learn more

Why Play's great for mental wellness

Play isn't just for kids! It turns out, it's a vital part of being a human.

learn more

Delight as an Antidote to 2020

As we navigate the range of experiences of grief, loss and uncertainty that 2020 has brought us, let us turn to delight as an action, a tool for hope and light at the end of the tunnel.

learn more

Always Learning

National Reconciliation week has driven home just how much further we have to go in truly working towards healing.

learn more

Prescribing Creativity

Creativity is innate in all of us. And we are just beginning to understand, as a culture, the power of creative practice as a balm for grief, distress, trauma and pain

learn more

Window of Tolerance

Are you feeling wired, hyper-vigilant and awake? Panicky, fluttery in the belly, a bit shaky? Or exhausted, flat and drained?

learn more

A Dose of Nature

As we try and find a rhythm in this new way of being and living right now, try to remember to include a dose of nature, each day. It will do us all the world of good. 

learn more

Cocooning
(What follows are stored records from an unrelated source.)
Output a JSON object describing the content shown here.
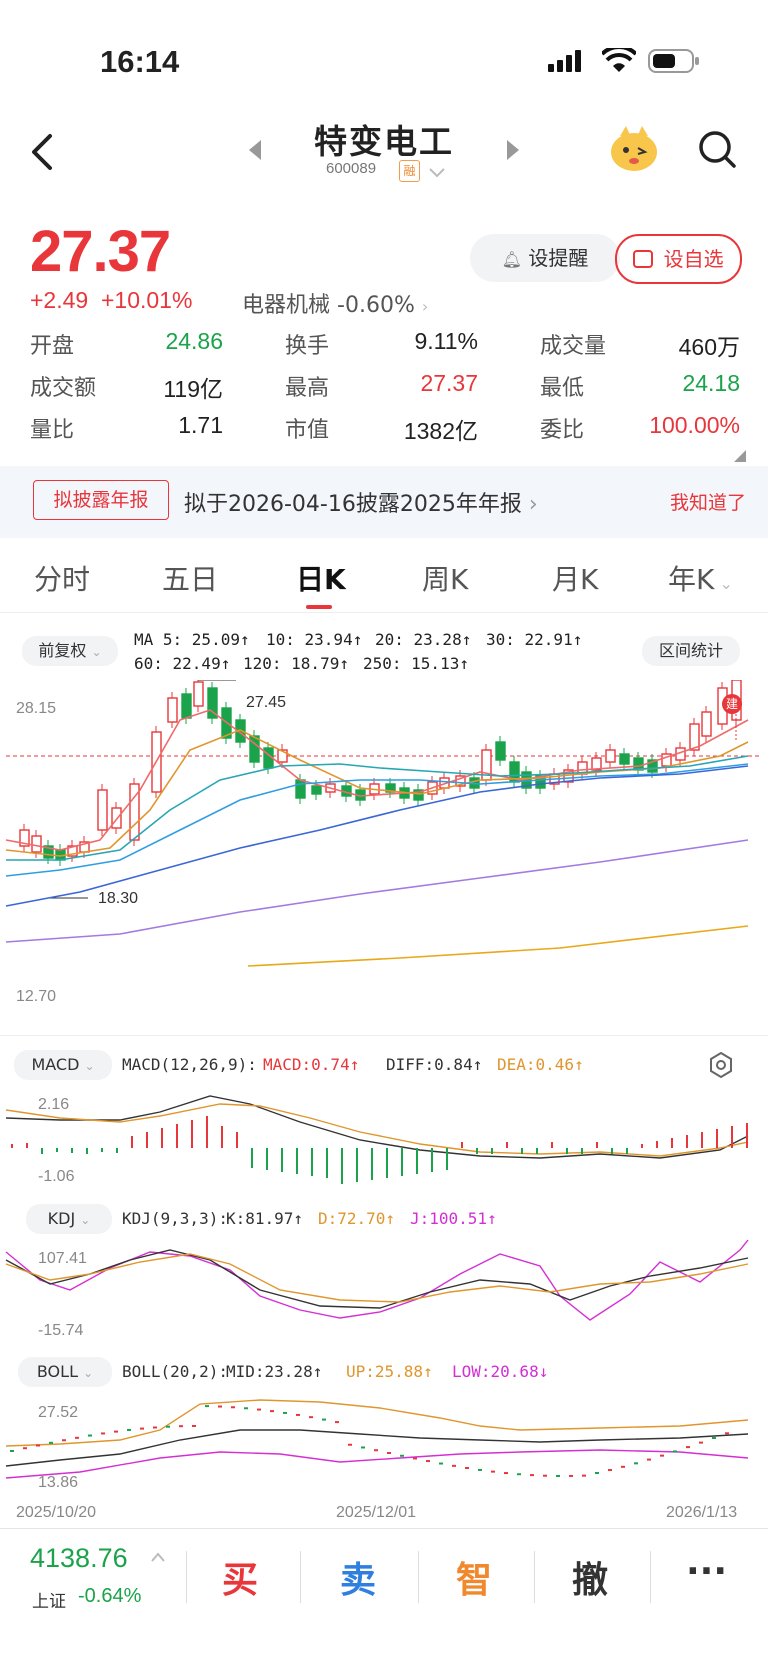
{
  "status": {
    "time": "16:14"
  },
  "header": {
    "title": "特变电工",
    "code": "600089",
    "margin_badge": "融"
  },
  "quote": {
    "price": "27.37",
    "change": "+2.49",
    "change_pct": "+10.01%",
    "sector": "电器机械",
    "sector_pct": "-0.60%",
    "remind_label": "设提醒",
    "watch_label": "设自选",
    "stats": [
      {
        "k": "开盘",
        "v": "24.86",
        "color": "#1aa34a"
      },
      {
        "k": "换手",
        "v": "9.11%",
        "color": "#222222"
      },
      {
        "k": "成交量",
        "v": "460万",
        "color": "#222222"
      },
      {
        "k": "成交额",
        "v": "119亿",
        "color": "#222222"
      },
      {
        "k": "最高",
        "v": "27.37",
        "color": "#e8363a"
      },
      {
        "k": "最低",
        "v": "24.18",
        "color": "#1aa34a"
      },
      {
        "k": "量比",
        "v": "1.71",
        "color": "#222222"
      },
      {
        "k": "市值",
        "v": "1382亿",
        "color": "#222222"
      },
      {
        "k": "委比",
        "v": "100.00%",
        "color": "#e8363a"
      }
    ]
  },
  "notice": {
    "tag": "拟披露年报",
    "text": "拟于2026-04-16披露2025年年报",
    "dismiss": "我知道了"
  },
  "tabs": [
    "分时",
    "五日",
    "日K",
    "周K",
    "月K",
    "年K"
  ],
  "kline": {
    "adjust": "前复权",
    "range_stats": "区间统计",
    "ma": [
      {
        "label": "MA 5: 25.09↑",
        "color": "#f06a6a"
      },
      {
        "label": "10: 23.94↑",
        "color": "#e0962e"
      },
      {
        "label": "20: 23.28↑",
        "color": "#27a6b4"
      },
      {
        "label": "30: 22.91↑",
        "color": "#2f9ee0"
      },
      {
        "label": "60: 22.49↑",
        "color": "#3a66d8"
      },
      {
        "label": "120: 18.79↑",
        "color": "#a27be0"
      },
      {
        "label": "250: 15.13↑",
        "color": "#e8a817"
      }
    ],
    "y_top": "28.15",
    "y_bottom": "12.70",
    "high_mark": "27.45",
    "low_mark": "18.30",
    "build_badge": "建",
    "macd": {
      "name": "MACD",
      "params": "MACD(12,26,9):",
      "macd": "MACD:0.74↑",
      "diff": "DIFF:0.84↑",
      "dea": "DEA:0.46↑",
      "y_top": "2.16",
      "y_bottom": "-1.06"
    },
    "kdj": {
      "name": "KDJ",
      "params": "KDJ(9,3,3):",
      "k": "K:81.97↑",
      "d": "D:72.70↑",
      "j": "J:100.51↑",
      "y_top": "107.41",
      "y_bottom": "-15.74"
    },
    "boll": {
      "name": "BOLL",
      "params": "BOLL(20,2):",
      "mid": "MID:23.28↑",
      "up": "UP:25.88↑",
      "low": "LOW:20.68↓",
      "y_top": "27.52",
      "y_bottom": "13.86"
    },
    "dates": [
      "2025/10/20",
      "2025/12/01",
      "2026/1/13"
    ]
  },
  "bottom": {
    "index_value": "4138.76",
    "index_name": "上证",
    "index_pct": "-0.64%",
    "buy": "买",
    "sell": "卖",
    "smart": "智",
    "cancel": "撤",
    "more": "···"
  }
}
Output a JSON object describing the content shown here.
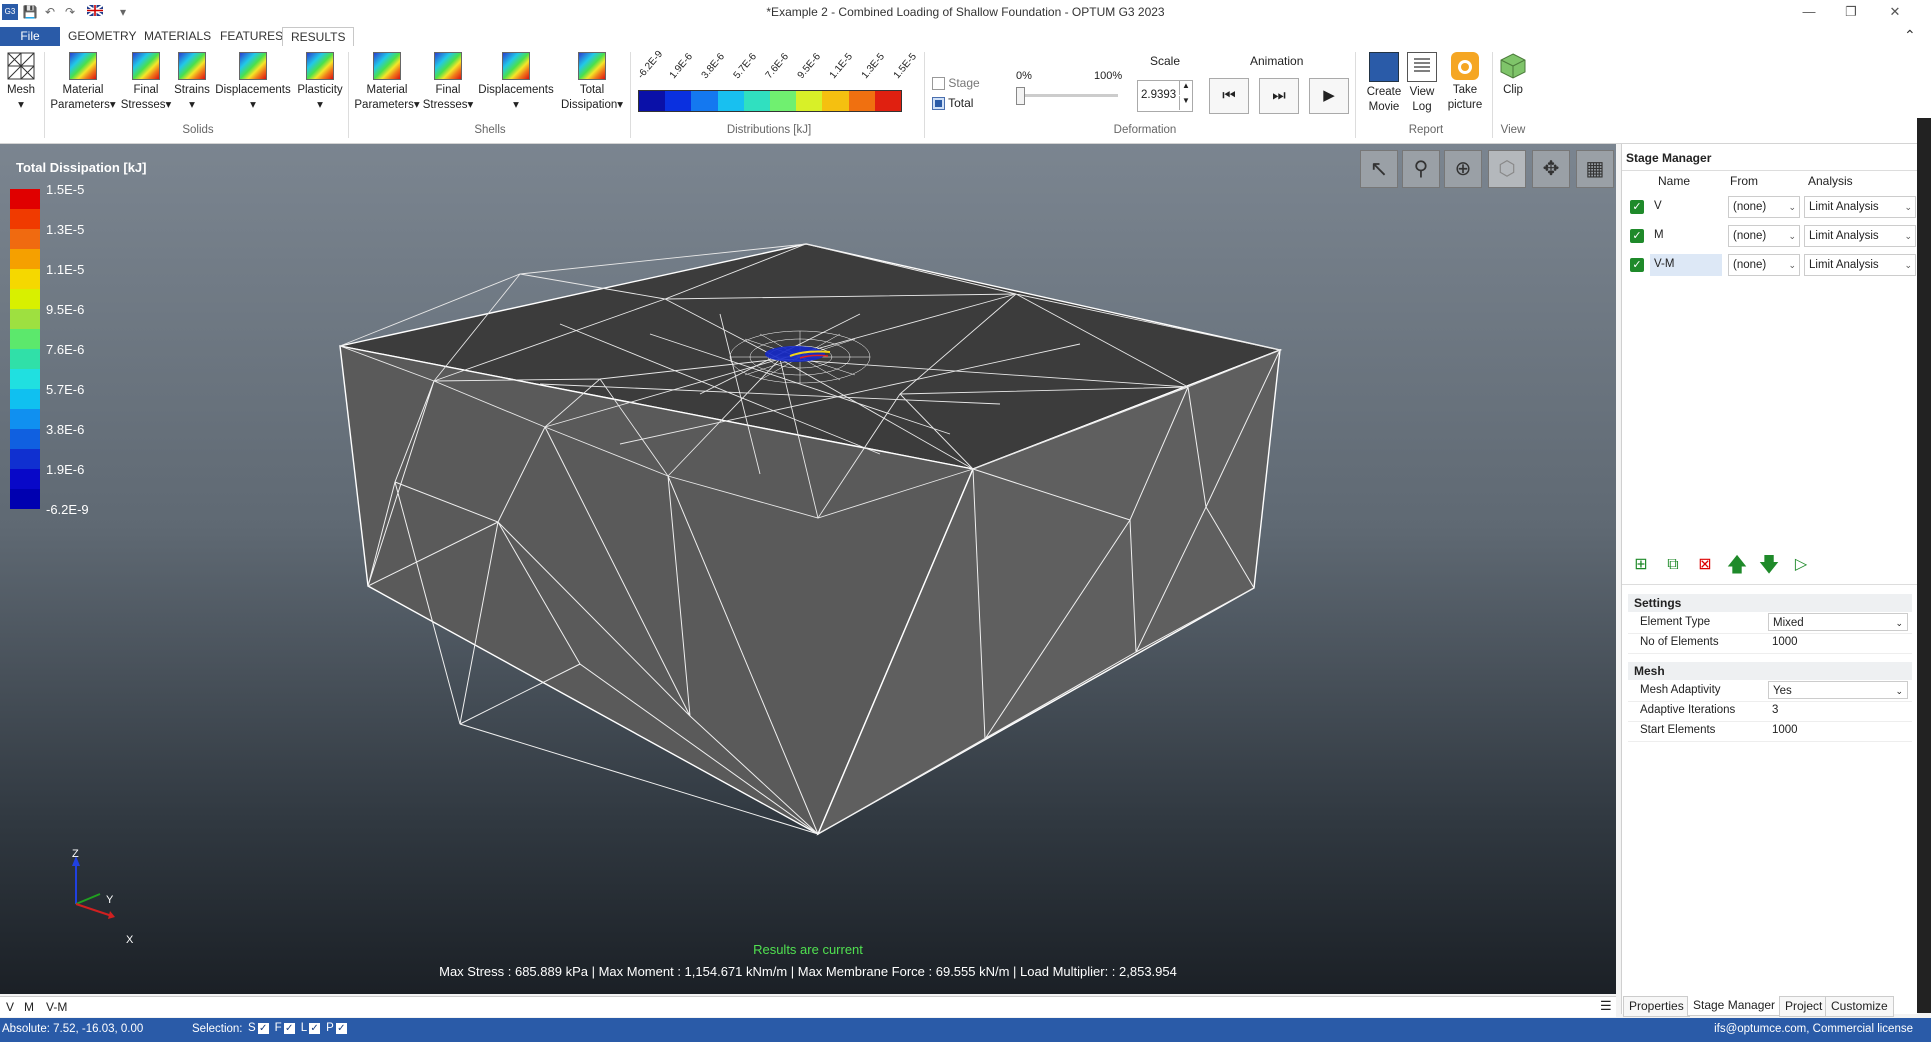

The Irish Government are choosing to describe ‘self-isolating’ and ‘quarantine’ as Cocooning.

learn more

On Being Social

Folks, let’s talk about ‘Social Distancing’. Us humans are ‘social’ beings which means we seek and crave companionship and are suited to living in communities, yes? It’s wired into our DNA, our bones. Well, nothing about that has changed.

learn more

What is social prescribing?

“To end loneliness, you need other people—plus something else. You also need to feel you are sharing something with the other person, or the group, that is meaningful to both of you.

learn more